Course Hero. "The Day of the Locust Study Guide." Course Hero. 16 Mar. 2018. Web. 19 Apr. 2018. <https://www.coursehero.com/lit/The-Day-of-the-Locust/>.
Course Hero. (2018, March 16). The Day of the Locust Study Guide. In Course Hero. Retrieved April 19, 2018, from https://www.coursehero.com/lit/The-Day-of-the-Locust/
(Course Hero, 2018)
Course Hero. "The Day of the Locust Study Guide." March 16, 2018. Accessed April 19, 2018. https://www.coursehero.com/lit/The-Day-of-the-Locust/.
Course Hero, "The Day of the Locust Study Guide," March 16, 2018, accessed April 19, 2018, https://www.coursehero.com/lit/The-Day-of-the-Locust/.
This chapter, a retrospective narration or flashback, traces Homer Simpson's introduction to Hollywood. Tod Hackett correctly assumes Homer has come to California from the Midwest. After a bout with pneumonia, Homer's doctors directed him to California, and Homer complied. Easily bullied or, at the least, inexplicably passive and eager to do the bidding of others, Homer rents a home he finds odd in appearance but his agent insists is "cute." The home is the last house on the street and backs up to Pinyon Canyon, which is covered with wild flowers and native trees—a bit of California. The agent also promises Homer he will see doves and quail there, yet Homer so far has seen only spiders and a lizard. Able to find some good in anything, or perhaps merely accepting the hand dealt him, Homer, who feels deserving of so little, has come to like the minimal sign of life in his backyard, the hungry lizard.

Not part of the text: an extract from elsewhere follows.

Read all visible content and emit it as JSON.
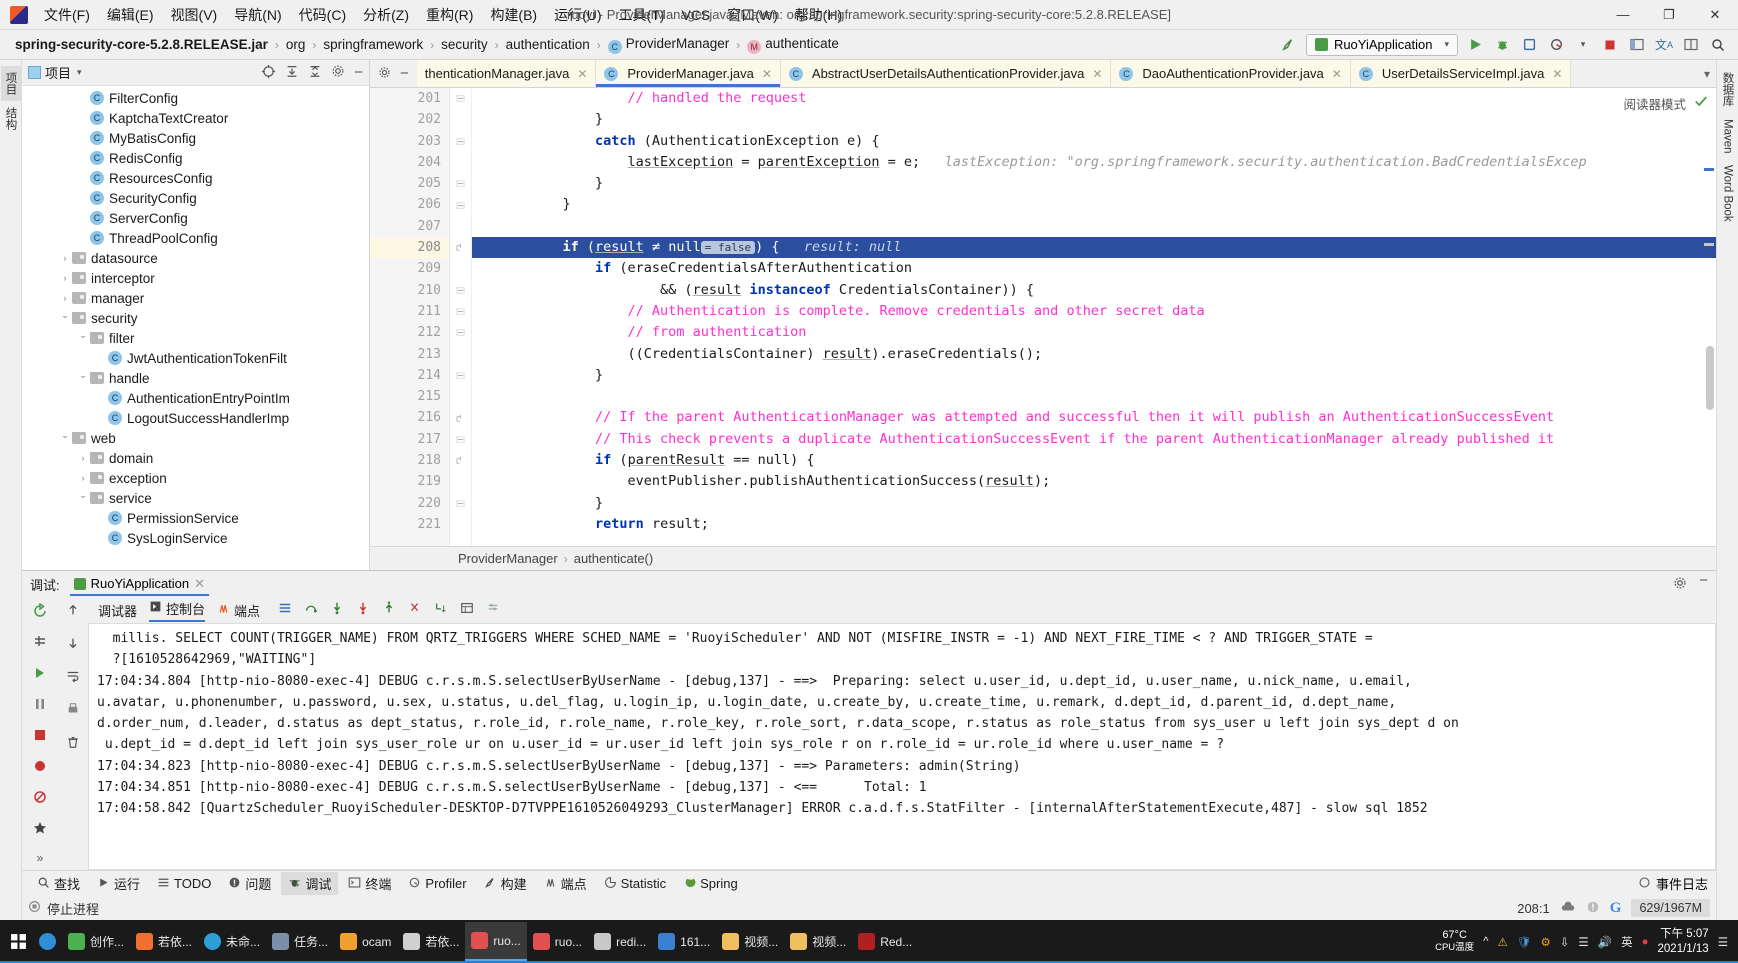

The rent for the house is cheap because it is so very odd—probably hideous to all but affable Homer. Each room contains elements of what seem to be parodies of a distinct national or regional style—ranging from Ireland to Spain to New England. Surfaces everywhere are made to fool the eye: a "dresser painted to look like unpainted pine"; an iron bedstead grained to look like wood; paper lamp shades oiled to look like parchment; and paper thatch for the roof painted and ribbed to look like straw. Everything is fake and a failed version of what it is made to represent.
Half the chapter is taken up by the house's description, and with this peculiar imbalance of description and action, the tone of the piece has changed as well. Nothing is quite right here; the comic touches are unpleasant rather than amusing. The artificiality, which Tod seems to dismiss in the first chapter and which excites him in the second chapter, has turned toxic. Homer's character is hardly natural in his inability to choose for himself or take note of his own disappointments. His survival instincts are as passive as his tastes and inclinations. Homer's lack of interest in his surroundings, despite the extended descriptions of each room in his rental house, in comparison to Tod's scrutiny of Hollywood houses in the novel's opening section, demonstrates his disconnection with ordinary life. With Homer's passivity, stated but not developed, the style of the text has shifted from real to surreal, from naturalism to parody—not unlike the experience of walking about or living on a movie lot as Homer performs the rudiments of existence rather than living a life.